== PROVIDED ENTRIES ==
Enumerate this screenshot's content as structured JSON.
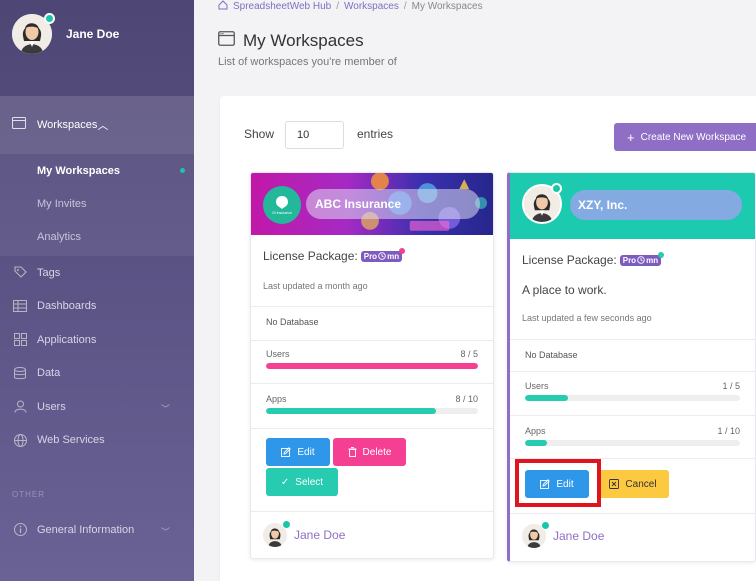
{
  "user": {
    "name": "Jane Doe"
  },
  "sidebar": {
    "workspaces": {
      "label": "Workspaces",
      "items": [
        {
          "label": "My Workspaces",
          "active": true
        },
        {
          "label": "My Invites"
        },
        {
          "label": "Analytics"
        }
      ]
    },
    "items": [
      {
        "label": "Tags",
        "icon": "tag-icon"
      },
      {
        "label": "Dashboards",
        "icon": "table-icon"
      },
      {
        "label": "Applications",
        "icon": "grid-icon"
      },
      {
        "label": "Data",
        "icon": "database-icon"
      },
      {
        "label": "Users",
        "icon": "user-icon"
      },
      {
        "label": "Web Services",
        "icon": "globe-icon"
      }
    ],
    "other_label": "OTHER",
    "general_info": "General Information"
  },
  "breadcrumb": {
    "home": "SpreadsheetWeb Hub",
    "section": "Workspaces",
    "current": "My Workspaces"
  },
  "page": {
    "title": "My Workspaces",
    "subtitle": "List of workspaces you're member of"
  },
  "table_controls": {
    "show_label": "Show",
    "entries_value": "10",
    "entries_label": "entries",
    "create_button": "Create New Workspace"
  },
  "cards": [
    {
      "name": "ABC Insurance",
      "logo_text": "GI insurance",
      "license_label": "License Package:",
      "package_badge": "Pro",
      "package_suffix": "mn",
      "last_updated": "Last updated a month ago",
      "database": "No Database",
      "users": {
        "label": "Users",
        "count": "8 / 5",
        "progress": 1.0
      },
      "apps": {
        "label": "Apps",
        "count": "8 / 10",
        "progress": 0.8
      },
      "buttons": {
        "edit": "Edit",
        "delete": "Delete",
        "select": "Select"
      },
      "owner": "Jane Doe"
    },
    {
      "name": "XZY, Inc.",
      "license_label": "License Package:",
      "package_badge": "Pro",
      "package_suffix": "mn",
      "description": "A place to work.",
      "last_updated": "Last updated a few seconds ago",
      "database": "No Database",
      "users": {
        "label": "Users",
        "count": "1 / 5",
        "progress": 0.2
      },
      "apps": {
        "label": "Apps",
        "count": "1 / 10",
        "progress": 0.1
      },
      "buttons": {
        "edit": "Edit",
        "cancel": "Cancel"
      },
      "owner": "Jane Doe"
    }
  ],
  "colors": {
    "accent": "#8f6fc6",
    "teal": "#26cbb0",
    "pink": "#f43f93",
    "blue": "#2f97ea",
    "yellow": "#fcc940",
    "highlight": "#e0141e"
  }
}
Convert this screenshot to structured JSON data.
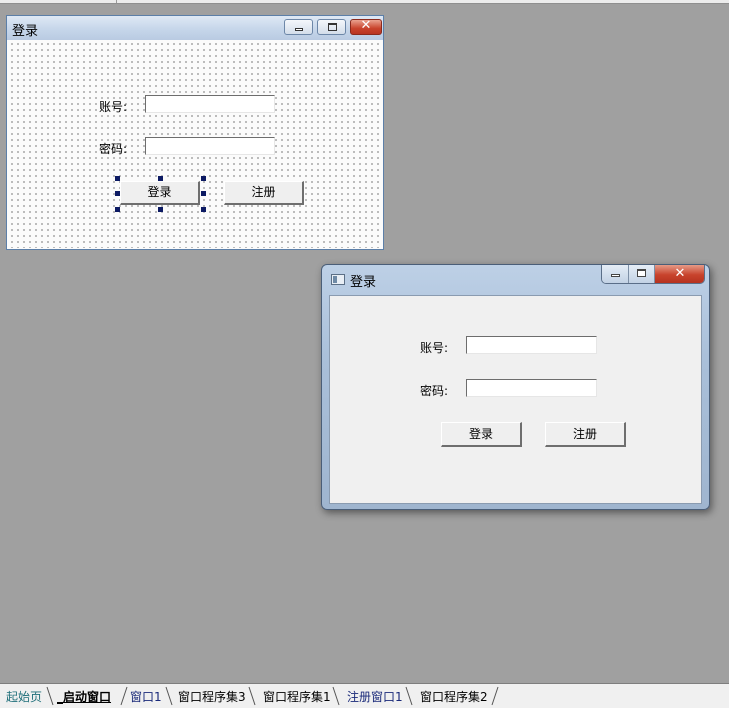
{
  "designer": {
    "title": "登录",
    "account_label": "账号:",
    "password_label": "密码:",
    "login_button": "登录",
    "register_button": "注册",
    "close_glyph": "✕"
  },
  "preview": {
    "title": "登录",
    "account_label": "账号:",
    "password_label": "密码:",
    "login_button": "登录",
    "register_button": "注册",
    "close_glyph": "✕"
  },
  "tabs": [
    {
      "label": "起始页",
      "color": "#1f6f7a"
    },
    {
      "label": "_启动窗口",
      "color": "#000000",
      "active": true
    },
    {
      "label": "窗口1",
      "color": "#1a2a7a"
    },
    {
      "label": "窗口程序集3",
      "color": "#000000"
    },
    {
      "label": "窗口程序集1",
      "color": "#000000"
    },
    {
      "label": "注册窗口1",
      "color": "#1a2a7a"
    },
    {
      "label": "窗口程序集2",
      "color": "#000000"
    }
  ],
  "colors": {
    "workspace": "#a0a0a0",
    "selection_handle": "#0c1a63",
    "close_button": "#c8432c"
  }
}
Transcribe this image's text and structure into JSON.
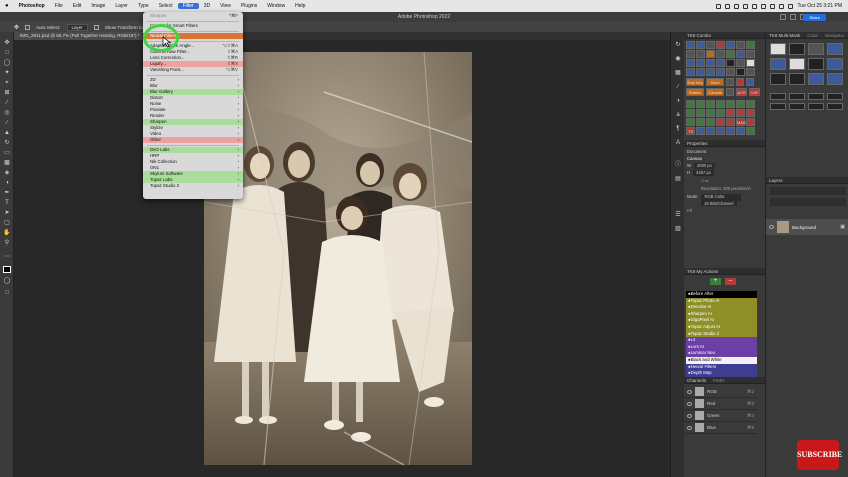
{
  "macbar": {
    "app": "Photoshop",
    "menus": [
      "File",
      "Edit",
      "Image",
      "Layer",
      "Type",
      "Select",
      "Filter",
      "3D",
      "View",
      "Plugins",
      "Window",
      "Help"
    ],
    "active_menu": "Filter",
    "clock": "Tue Oct 25  3:21 PM"
  },
  "titlebar": {
    "title": "Adobe Photoshop 2022",
    "share": "Share"
  },
  "options": {
    "auto_select": "Auto-Select:",
    "layer": "Layer",
    "transform": "Show Transform Controls"
  },
  "document_tab": {
    "label": "IMG_2811.psd @ 66.7% (Pull Together Heating, RGB/16*) *"
  },
  "filter_menu": {
    "items": [
      {
        "label": "Sharpen",
        "shortcut": "^⌘F",
        "style": "dim"
      },
      {
        "sep": true
      },
      {
        "label": "Convert for Smart Filters",
        "style": "normal"
      },
      {
        "sep": true
      },
      {
        "label": "Neural Filters...",
        "style": "orange"
      },
      {
        "sep": true
      },
      {
        "label": "Adaptive Wide Angle...",
        "shortcut": "⌥⇧⌘A",
        "style": "normal"
      },
      {
        "label": "Camera Raw Filter...",
        "shortcut": "⇧⌘A",
        "style": "normal"
      },
      {
        "label": "Lens Correction...",
        "shortcut": "⇧⌘R",
        "style": "normal"
      },
      {
        "label": "Liquify...",
        "shortcut": "⇧⌘X",
        "style": "pink"
      },
      {
        "label": "Vanishing Point...",
        "shortcut": "⌥⌘V",
        "style": "normal"
      },
      {
        "sep": true
      },
      {
        "label": "3D",
        "sub": true,
        "style": "normal"
      },
      {
        "label": "Blur",
        "sub": true,
        "style": "normal"
      },
      {
        "label": "Blur Gallery",
        "sub": true,
        "style": "green"
      },
      {
        "label": "Distort",
        "sub": true,
        "style": "normal"
      },
      {
        "label": "Noise",
        "sub": true,
        "style": "normal"
      },
      {
        "label": "Pixelate",
        "sub": true,
        "style": "normal"
      },
      {
        "label": "Render",
        "sub": true,
        "style": "normal"
      },
      {
        "label": "Sharpen",
        "sub": true,
        "style": "green"
      },
      {
        "label": "Stylize",
        "sub": true,
        "style": "normal"
      },
      {
        "label": "Video",
        "sub": true,
        "style": "normal"
      },
      {
        "label": "Other",
        "sub": true,
        "style": "pink"
      },
      {
        "sep": true
      },
      {
        "label": "DxO Labs",
        "sub": true,
        "style": "green"
      },
      {
        "label": "HRP",
        "sub": true,
        "style": "normal"
      },
      {
        "label": "Nik Collection",
        "sub": true,
        "style": "normal"
      },
      {
        "label": "ON1",
        "sub": true,
        "style": "normal"
      },
      {
        "label": "Skylum Software",
        "sub": true,
        "style": "green"
      },
      {
        "label": "Topaz Labs",
        "sub": true,
        "style": "green"
      },
      {
        "label": "Topaz Studio 2",
        "sub": true,
        "style": "normal"
      }
    ]
  },
  "tk_panel": {
    "tabs": [
      "TK8 Combo"
    ],
    "labels": {
      "dup_img": "Dup Img",
      "save": "Save",
      "flatten": "Flatten",
      "canvas": "Canvas",
      "acr": "ACR",
      "caf": "CAF",
      "mask": "MASK",
      "ts": "TS",
      "multi": "TK8 Multi-Mask",
      "color": "Color",
      "navigator": "Navigator"
    }
  },
  "properties": {
    "title": "Properties",
    "doc": "Document",
    "canvas": "Canvas",
    "w": "2000 px",
    "h": "3467 px",
    "resolution": "Resolution: 300 pixels/inch",
    "mode_label": "Mode",
    "mode": "RGB Color",
    "depth": "16 Bits/Channel",
    "fill": "Fill"
  },
  "layers": {
    "title": "Layers",
    "layer_name": "Background"
  },
  "actions": {
    "title": "TK8 My Actions",
    "items": [
      {
        "label": "●Before After",
        "bg": "#000000"
      },
      {
        "label": "●Topaz Photo AI",
        "bg": "#8f8f2a"
      },
      {
        "label": "●Denoise AI",
        "bg": "#8f8f2a"
      },
      {
        "label": "●Sharpen AI",
        "bg": "#8f8f2a"
      },
      {
        "label": "●GigaPixel AI",
        "bg": "#8f8f2a"
      },
      {
        "label": "●Topaz Adjust AI",
        "bg": "#8f8f2a"
      },
      {
        "label": "●Topaz Studio 2",
        "bg": "#8f8f2a"
      },
      {
        "label": "●L4",
        "bg": "#6b3fa6"
      },
      {
        "label": "●Lum AI",
        "bg": "#6b3fa6"
      },
      {
        "label": "●Luminar Neo",
        "bg": "#6b3fa6"
      },
      {
        "label": "●Black and White",
        "bg": "#f2f2f2",
        "fg": "#000000"
      },
      {
        "label": "●Neural Filters",
        "bg": "#3d3d94"
      },
      {
        "label": "●Depth Map",
        "bg": "#3d3d94"
      }
    ]
  },
  "channels": {
    "title": "Channels",
    "paths": "Paths",
    "items": [
      {
        "name": "RGB",
        "sc": "⌘2"
      },
      {
        "name": "Red",
        "sc": "⌘3"
      },
      {
        "name": "Green",
        "sc": "⌘4"
      },
      {
        "name": "Blue",
        "sc": "⌘5"
      }
    ]
  },
  "subscribe": "SUBSCRIBE",
  "colors": {
    "accent": "#3b6fd8",
    "neural": "#d9733a",
    "highlight_circle": "#3ed63e"
  }
}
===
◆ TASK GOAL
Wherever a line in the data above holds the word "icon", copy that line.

◆ YOUR SOLUTION
        "icon": "tag-icon"
        "icon": "table-icon"
        "icon": "grid-icon"
        "icon": "database-icon"
        "icon": "user-icon"
        "icon": "globe-icon"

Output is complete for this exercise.